## To do
From the material below, copy each line that holds the word "ενός".

Start of Block

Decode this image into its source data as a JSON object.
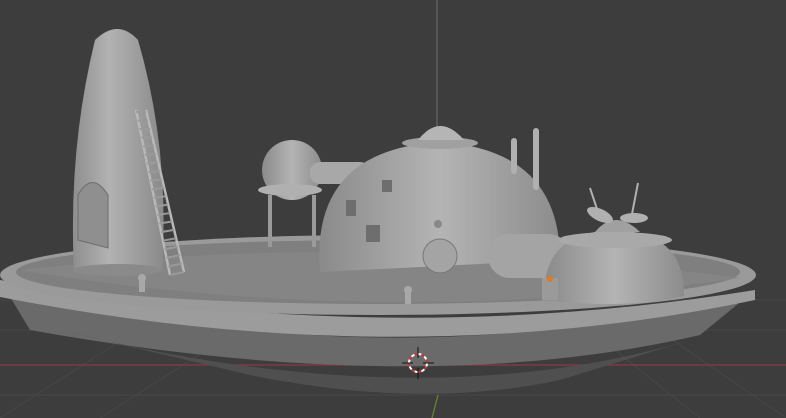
{
  "viewport": {
    "background": "#3d3d3d",
    "grid_color": "#474747",
    "x_axis_color": "#8a3a40",
    "y_axis_color": "#6b8a2a",
    "model_color": "#a6a6a6",
    "model_shadow": "#7e7e7e",
    "selection_marker_color": "#e07a1f"
  },
  "icons": {
    "cursor": "3d-cursor-icon"
  }
}
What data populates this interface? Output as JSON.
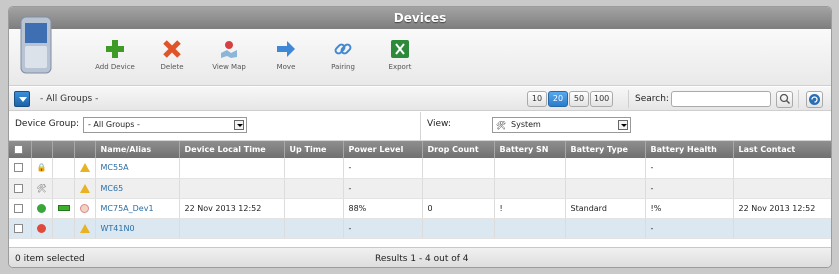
{
  "window": {
    "title": "Devices"
  },
  "toolbar": {
    "items": [
      {
        "label": "Add Device",
        "icon": "plus-icon",
        "color": "#3e9c26"
      },
      {
        "label": "Delete",
        "icon": "delete-x-icon",
        "color": "#e0542a"
      },
      {
        "label": "View Map",
        "icon": "map-icon",
        "color": "#5a86b8"
      },
      {
        "label": "Move",
        "icon": "move-arrow-icon",
        "color": "#3f88d6"
      },
      {
        "label": "Pairing",
        "icon": "link-icon",
        "color": "#3f88d6"
      },
      {
        "label": "Export",
        "icon": "excel-icon",
        "color": "#2d8a3a"
      }
    ]
  },
  "groups_bar": {
    "current_group": "- All Groups -",
    "page_sizes": [
      "10",
      "20",
      "50",
      "100"
    ],
    "active_page_size": "20",
    "search_label": "Search:",
    "search_value": ""
  },
  "filters": {
    "device_group_label": "Device Group:",
    "device_group_value": "- All Groups -",
    "view_label": "View:",
    "view_value": "System"
  },
  "table": {
    "columns": [
      "",
      "",
      "",
      "",
      "Name/Alias",
      "Device Local Time",
      "Up Time",
      "Power Level",
      "Drop Count",
      "Battery SN",
      "Battery Type",
      "Battery Health",
      "Last Contact"
    ],
    "rows": [
      {
        "status_icon": "lock-icon",
        "connection_icon": "",
        "warning": true,
        "name": "MC55A",
        "local_time": "",
        "up_time": "",
        "power": "-",
        "drop": "",
        "sn": "",
        "type": "",
        "health": "-",
        "last": ""
      },
      {
        "status_icon": "tools-icon",
        "connection_icon": "",
        "warning": true,
        "name": "MC65",
        "local_time": "",
        "up_time": "",
        "power": "-",
        "drop": "",
        "sn": "",
        "type": "",
        "health": "-",
        "last": ""
      },
      {
        "status_icon": "ok-check-icon",
        "connection_icon": "battery-icon",
        "warning": false,
        "name": "MC75A_Dev1",
        "local_time": "22 Nov 2013 12:52",
        "up_time": "",
        "power": "88%",
        "drop": "0",
        "sn": "!",
        "type": "Standard",
        "health": "!%",
        "last": "22 Nov 2013 12:52"
      },
      {
        "status_icon": "blocked-icon",
        "connection_icon": "",
        "warning": true,
        "name": "WT41N0",
        "local_time": "",
        "up_time": "",
        "power": "-",
        "drop": "",
        "sn": "",
        "type": "",
        "health": "-",
        "last": ""
      }
    ]
  },
  "status": {
    "selected": "0 item selected",
    "results": "Results 1 - 4 out of 4"
  },
  "colors": {
    "accent": "#2b7cca",
    "header": "#7c7c7c",
    "link": "#2a6ea6",
    "warning": "#e8b222"
  }
}
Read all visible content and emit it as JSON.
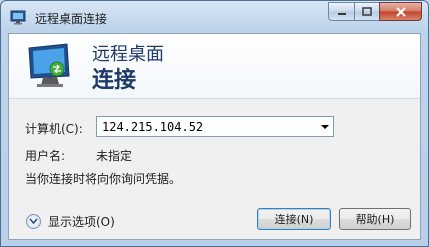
{
  "window": {
    "title": "远程桌面连接"
  },
  "banner": {
    "line1": "远程桌面",
    "line2": "连接"
  },
  "form": {
    "computer_label": "计算机(C):",
    "computer_value": "124.215.104.52",
    "username_label": "用户名:",
    "username_value": "未指定",
    "info_text": "当你连接时将向你询问凭据。"
  },
  "footer": {
    "show_options_label": "显示选项(O)",
    "connect_label": "连接(N)",
    "help_label": "帮助(H)"
  }
}
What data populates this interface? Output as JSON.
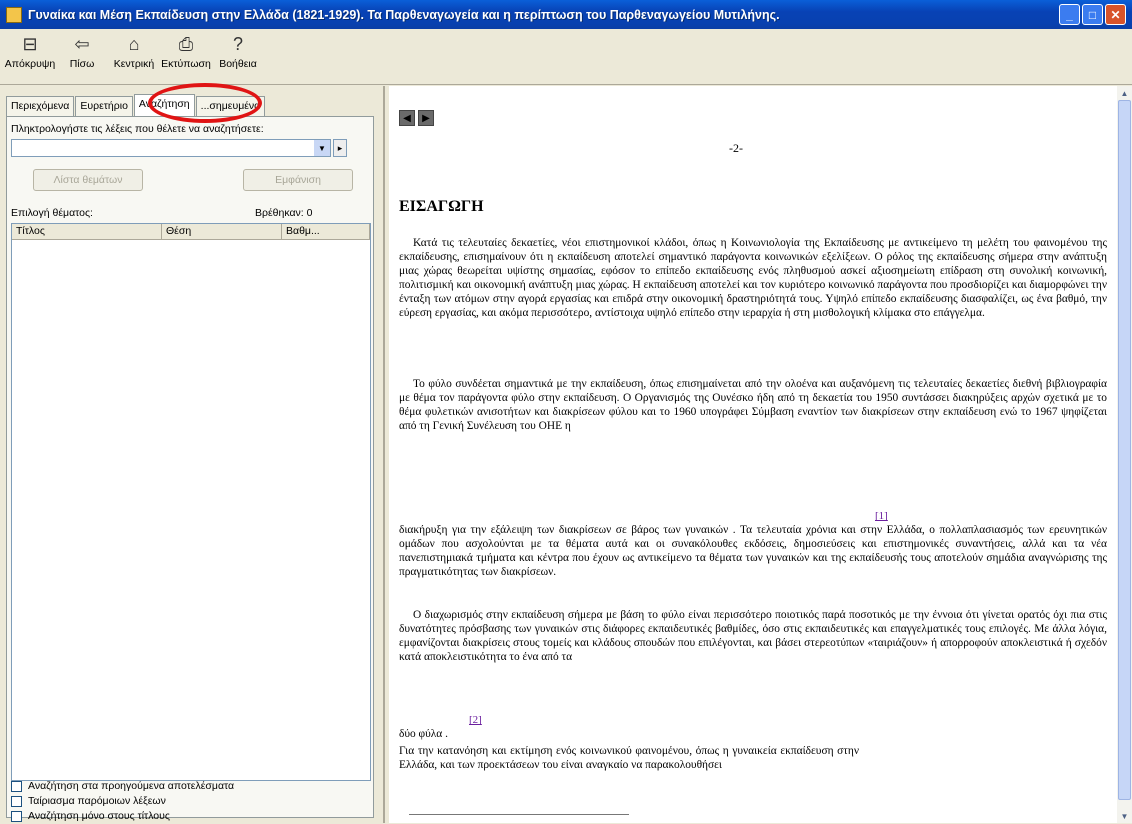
{
  "window": {
    "title": "Γυναίκα και Μέση Εκπαίδευση στην Ελλάδα (1821-1929). Τα Παρθεναγωγεία και η περίπτωση του Παρθεναγωγείου Μυτιλήνης.",
    "minimize": "_",
    "maximize": "□",
    "close": "✕"
  },
  "toolbar": [
    {
      "label": "Απόκρυψη",
      "icon": "hide-icon",
      "glyph": "⊟"
    },
    {
      "label": "Πίσω",
      "icon": "back-arrow-icon",
      "glyph": "⇦"
    },
    {
      "label": "Κεντρική",
      "icon": "home-icon",
      "glyph": "⌂"
    },
    {
      "label": "Εκτύπωση",
      "icon": "print-icon",
      "glyph": "⎙"
    },
    {
      "label": "Βοήθεια",
      "icon": "help-icon",
      "glyph": "?"
    }
  ],
  "tabs": [
    {
      "label": "Περιεχόμενα"
    },
    {
      "label": "Ευρετήριο"
    },
    {
      "label": "Αναζήτηση"
    },
    {
      "label": "...σημευμένα"
    }
  ],
  "search": {
    "prompt": "Πληκτρολογήστε τις λέξεις που θέλετε να αναζητήσετε:",
    "value": "",
    "list_topics_button": "Λίστα θεμάτων",
    "display_button": "Εμφάνιση",
    "select_topic_label": "Επιλογή θέματος:",
    "found_label": "Βρέθηκαν: 0",
    "columns": [
      "Τίτλος",
      "Θέση",
      "Βαθμ..."
    ]
  },
  "options": [
    "Αναζήτηση στα προηγούμενα αποτελέσματα",
    "Ταίριασμα παρόμοιων λέξεων",
    "Αναζήτηση μόνο στους τίτλους"
  ],
  "document": {
    "page_number": "-2-",
    "heading": "ΕΙΣΑΓΩΓΗ",
    "p1": "Κατά τις τελευταίες δεκαετίες, νέοι επιστημονικοί κλάδοι, όπως η Κοινωνιολογία της Εκπαίδευσης με αντικείμενο τη μελέτη του φαινομένου της εκπαίδευσης, επισημαίνουν ότι η εκπαίδευση αποτελεί σημαντικό παράγοντα κοινωνικών εξελίξεων. Ο ρόλος της εκπαίδευσης σήμερα στην ανάπτυξη μιας χώρας θεωρείται υψίστης σημασίας, εφόσον το επίπεδο εκπαίδευσης ενός πληθυσμού ασκεί αξιοσημείωτη επίδραση στη συνολική κοινωνική, πολιτισμική και οικονομική ανάπτυξη μιας χώρας. Η εκπαίδευση αποτελεί και τον κυριότερο κοινωνικό παράγοντα που προσδιορίζει και διαμορφώνει την ένταξη των ατόμων στην αγορά εργασίας και επιδρά στην οικονομική δραστηριότητά τους. Υψηλό επίπεδο εκπαίδευσης διασφαλίζει, ως ένα βαθμό, την εύρεση εργασίας, και ακόμα περισσότερο, αντίστοιχα υψηλό επίπεδο στην ιεραρχία ή στη μισθολογική κλίμακα στο επάγγελμα.",
    "p2": "Το φύλο συνδέεται σημαντικά με την εκπαίδευση, όπως επισημαίνεται από την ολοένα και αυξανόμενη τις τελευταίες δεκαετίες διεθνή βιβλιογραφία με θέμα τον παράγοντα φύλο στην εκπαίδευση. Ο Οργανισμός της Ουνέσκο ήδη από τη δεκαετία του 1950 συντάσσει διακηρύξεις αρχών σχετικά με το θέμα φυλετικών ανισοτήτων και διακρίσεων φύλου και το 1960 υπογράφει Σύμβαση εναντίον των διακρίσεων στην εκπαίδευση ενώ το 1967 ψηφίζεται από τη Γενική Συνέλευση του ΟΗΕ η",
    "fn1": "[1]",
    "p3": "διακήρυξη για την εξάλειψη των διακρίσεων σε βάρος των γυναικών . Τα τελευταία χρόνια και στην Ελλάδα, ο πολλαπλασιασμός των ερευνητικών ομάδων που ασχολούνται με τα θέματα αυτά και οι συνακόλουθες εκδόσεις, δημοσιεύσεις και επιστημονικές συναντήσεις, αλλά και τα νέα πανεπιστημιακά τμήματα και κέντρα που έχουν ως αντικείμενο τα θέματα των γυναικών και της εκπαίδευσής τους αποτελούν σημάδια αναγνώρισης της πραγματικότητας των διακρίσεων.",
    "p4": "Ο διαχωρισμός στην εκπαίδευση σήμερα με βάση το φύλο είναι περισσότερο ποιοτικός παρά ποσοτικός με την έννοια ότι γίνεται ορατός όχι πια στις δυνατότητες πρόσβασης των γυναικών στις διάφορες εκπαιδευτικές βαθμίδες, όσο στις εκπαιδευτικές και επαγγελματικές τους επιλογές. Με άλλα λόγια, εμφανίζονται διακρίσεις στους τομείς και κλάδους σπουδών που επιλέγονται, και βάσει στερεοτύπων «ταιριάζουν» ή απορροφούν αποκλειστικά ή σχεδόν κατά αποκλειστικότητα το ένα από τα",
    "fn2": "[2]",
    "p5": "δύο φύλα .",
    "p6": "Για την κατανόηση και εκτίμηση ενός κοινωνικού φαινομένου, όπως η γυναικεία εκπαίδευση στην Ελλάδα, και των προεκτάσεων του είναι αναγκαίο να παρακολουθήσει"
  }
}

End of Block

## Finished task
    "p1": "Κατά τις τελευταίες δεκαετίες, νέοι επιστημονικοί κλάδοι, όπως η Κοινωνιολογία της Εκπαίδευσης με αντικείμενο τη μελέτη του φαινομένου της εκπαίδευσης, επισημαίνουν ότι η εκπαίδευση αποτελεί σημαντικό παράγοντα κοινωνικών εξελίξεων. Ο ρόλος της εκπαίδευσης σήμερα στην ανάπτυξη μιας χώρας θεωρείται υψίστης σημασίας, εφόσον το επίπεδο εκπαίδευσης ενός πληθυσμού ασκεί αξιοσημείωτη επίδραση στη συνολική κοινωνική, πολιτισμική και οικονομική ανάπτυξη μιας χώρας. Η εκπαίδευση αποτελεί και τον κυριότερο κοινωνικό παράγοντα που προσδιορίζει και διαμορφώνει την ένταξη των ατόμων στην αγορά εργασίας και επιδρά στην οικονομική δραστηριότητά τους. Υψηλό επίπεδο εκπαίδευσης διασφαλίζει, ως ένα βαθμό, την εύρεση εργασίας, και ακόμα περισσότερο, αντίστοιχα υψηλό επίπεδο στην ιεραρχία ή στη μισθολογική κλίμακα στο επάγγελμα.",
    "p6": "Για την κατανόηση και εκτίμηση ενός κοινωνικού φαινομένου, όπως η γυναικεία εκπαίδευση στην Ελλάδα, και των προεκτάσεων του είναι αναγκαίο να παρακολουθήσει"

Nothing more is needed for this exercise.